If you could do it all over again would you choose the same program? Yes


* Money: How easily were you able to live on a student's budget?

(1 = not very easy/$200+ on food & personal expenses/week, 2.5 = $100/week, 5 = very easily/minimal cost)

Delhi is very cheap, so you don't have to spend much money to get by. Most of my money went towards traveling and food, which tends to be relatively cheap as well. I could get by very comfortably by spending $300-400 a month, which includes traveling to other states with accommodation, eating out, and buying new clothes. I also paid for a gym membership. One expense I didn't really expect was for clothes-you need to buy clothes there. The cotton clothing tends to be more conservative and traditional and is perfect for surviving the Delhi heat!

Not including program expenses, about how much money did you spend on food and other expenses each week? I probably spent almost $100 a month depending on how much traveling and eating out I was doing. If I stayed in Delhi, I could get by with around $50 including travel and shopping.
Do you have any general money-saving tips for future study abroad participants? I brought travelers checks and cash, which helped me budget month-to-month expenses. When people used their credit cards here, they were usually charged a fee and had a hard time finding a bank that would accept their cards. With the constant price fluctuation, I could get a decent deal with cash conversions.


* Did your program have a foreign language component? Yes
How much did the program encourage you to use the language?

0 = No encouragement, 5 = frequent encouragement to use the language

When I traveled outside of Delhi, I had to use Hindi. I was really forced to use whatever language skills I had to communicate because I couldn't guarantee that English would be spoken wherever I went. In some areas of Delhi, I could get by with English, but it was minimally spoken.

How would you rate your language skills at the beginning of the program? Beginner
How would you rate your language skills at the end of the program? Beginner
What was the highest level language course you had completed prior to departure? Beginner
How many hours per day did you use the language?
Do you have any tips/advice on the best ways to practice the language for future study abroad participants? I didn't speak the language at home, which made me become lax and not completely immerse myself in the language. I think that to become fluent, you have to speak the language everyone, especially at home.

Other Program Information

* Where did you live?

Select all that apply

  • Host Family
* Who did you live with?

Select all that apply

  • Host Family
* Who did you take classes with?

Select all that apply

  • Local Students
  • Americans
  • International Students
About how many local friends did you make that you will likely keep in touch with?

A Look Back

* What did you like most about the program?
  • People
  • Food
  • Religious outings
* What could be improved?
  • Homestay
  • Food
  • Length of program
* What do you know now that you wish you knew before going on this program? I wish I knew more people beforehand to get in touch with while in Delhi.

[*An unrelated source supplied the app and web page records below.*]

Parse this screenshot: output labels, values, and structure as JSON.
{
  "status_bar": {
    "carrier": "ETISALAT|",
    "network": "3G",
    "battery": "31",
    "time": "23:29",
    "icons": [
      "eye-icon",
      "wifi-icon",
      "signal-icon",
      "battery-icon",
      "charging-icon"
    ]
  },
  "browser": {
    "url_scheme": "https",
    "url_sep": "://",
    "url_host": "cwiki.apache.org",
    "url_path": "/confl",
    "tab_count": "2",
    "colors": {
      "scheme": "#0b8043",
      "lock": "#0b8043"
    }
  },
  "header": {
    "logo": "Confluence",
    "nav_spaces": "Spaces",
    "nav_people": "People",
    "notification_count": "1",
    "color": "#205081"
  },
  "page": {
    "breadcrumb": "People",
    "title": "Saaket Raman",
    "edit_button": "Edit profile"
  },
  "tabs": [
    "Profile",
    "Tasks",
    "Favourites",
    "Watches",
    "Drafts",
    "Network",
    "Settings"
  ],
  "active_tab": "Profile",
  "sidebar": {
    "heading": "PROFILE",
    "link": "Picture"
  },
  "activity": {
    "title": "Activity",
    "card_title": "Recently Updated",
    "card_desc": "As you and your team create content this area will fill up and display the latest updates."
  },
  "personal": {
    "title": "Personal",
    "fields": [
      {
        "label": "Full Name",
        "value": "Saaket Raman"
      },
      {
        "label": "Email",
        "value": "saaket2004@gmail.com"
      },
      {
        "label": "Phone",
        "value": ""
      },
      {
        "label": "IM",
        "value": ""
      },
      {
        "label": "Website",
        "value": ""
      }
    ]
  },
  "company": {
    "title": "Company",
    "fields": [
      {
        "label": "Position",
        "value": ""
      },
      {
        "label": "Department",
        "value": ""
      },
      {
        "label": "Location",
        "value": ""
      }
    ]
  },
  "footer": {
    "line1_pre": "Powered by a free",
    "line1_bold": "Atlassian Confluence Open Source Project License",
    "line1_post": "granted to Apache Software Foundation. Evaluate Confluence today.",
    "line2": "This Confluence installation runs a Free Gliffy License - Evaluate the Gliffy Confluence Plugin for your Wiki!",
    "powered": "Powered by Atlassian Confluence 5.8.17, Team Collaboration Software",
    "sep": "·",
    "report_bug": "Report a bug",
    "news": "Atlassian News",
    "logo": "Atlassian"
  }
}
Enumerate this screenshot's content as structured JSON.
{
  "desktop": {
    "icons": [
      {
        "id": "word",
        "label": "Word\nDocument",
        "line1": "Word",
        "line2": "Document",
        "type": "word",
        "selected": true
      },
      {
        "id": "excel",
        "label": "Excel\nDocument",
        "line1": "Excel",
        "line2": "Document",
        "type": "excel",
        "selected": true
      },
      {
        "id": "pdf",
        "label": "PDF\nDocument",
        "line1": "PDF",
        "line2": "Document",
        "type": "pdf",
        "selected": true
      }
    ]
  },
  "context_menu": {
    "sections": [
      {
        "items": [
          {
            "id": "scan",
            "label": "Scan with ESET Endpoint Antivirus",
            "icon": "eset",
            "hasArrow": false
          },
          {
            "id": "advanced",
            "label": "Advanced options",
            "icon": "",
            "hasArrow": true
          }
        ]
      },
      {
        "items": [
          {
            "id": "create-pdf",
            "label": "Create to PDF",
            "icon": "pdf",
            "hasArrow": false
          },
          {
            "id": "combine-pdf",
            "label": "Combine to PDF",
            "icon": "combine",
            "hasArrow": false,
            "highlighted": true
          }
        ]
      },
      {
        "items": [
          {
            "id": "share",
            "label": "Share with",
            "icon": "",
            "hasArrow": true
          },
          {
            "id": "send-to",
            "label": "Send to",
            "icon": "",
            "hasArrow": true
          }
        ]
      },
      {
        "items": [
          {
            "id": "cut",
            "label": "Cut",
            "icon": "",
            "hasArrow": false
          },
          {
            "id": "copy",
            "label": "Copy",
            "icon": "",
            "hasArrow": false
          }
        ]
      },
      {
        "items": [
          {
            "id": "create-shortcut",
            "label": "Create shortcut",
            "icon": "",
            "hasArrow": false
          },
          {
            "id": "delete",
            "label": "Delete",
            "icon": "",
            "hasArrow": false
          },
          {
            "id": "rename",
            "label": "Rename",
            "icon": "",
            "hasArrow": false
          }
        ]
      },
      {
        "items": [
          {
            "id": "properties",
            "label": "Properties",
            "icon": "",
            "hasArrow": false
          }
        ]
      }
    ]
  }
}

Reasons For Studying Abroad

To help future students find programs attended by like-minded individuals, please choose the profile that most closely represents you.
The Nearly Native or Trail Blazer
Craving the most authentic experience possible, perhaps you lived with a host family or really got in good with the locals. You may have felt confined by your program requirements and group excursions. Instead, you'd have preferred to plan your own trips, even skipping class to conduct your own 'field work.'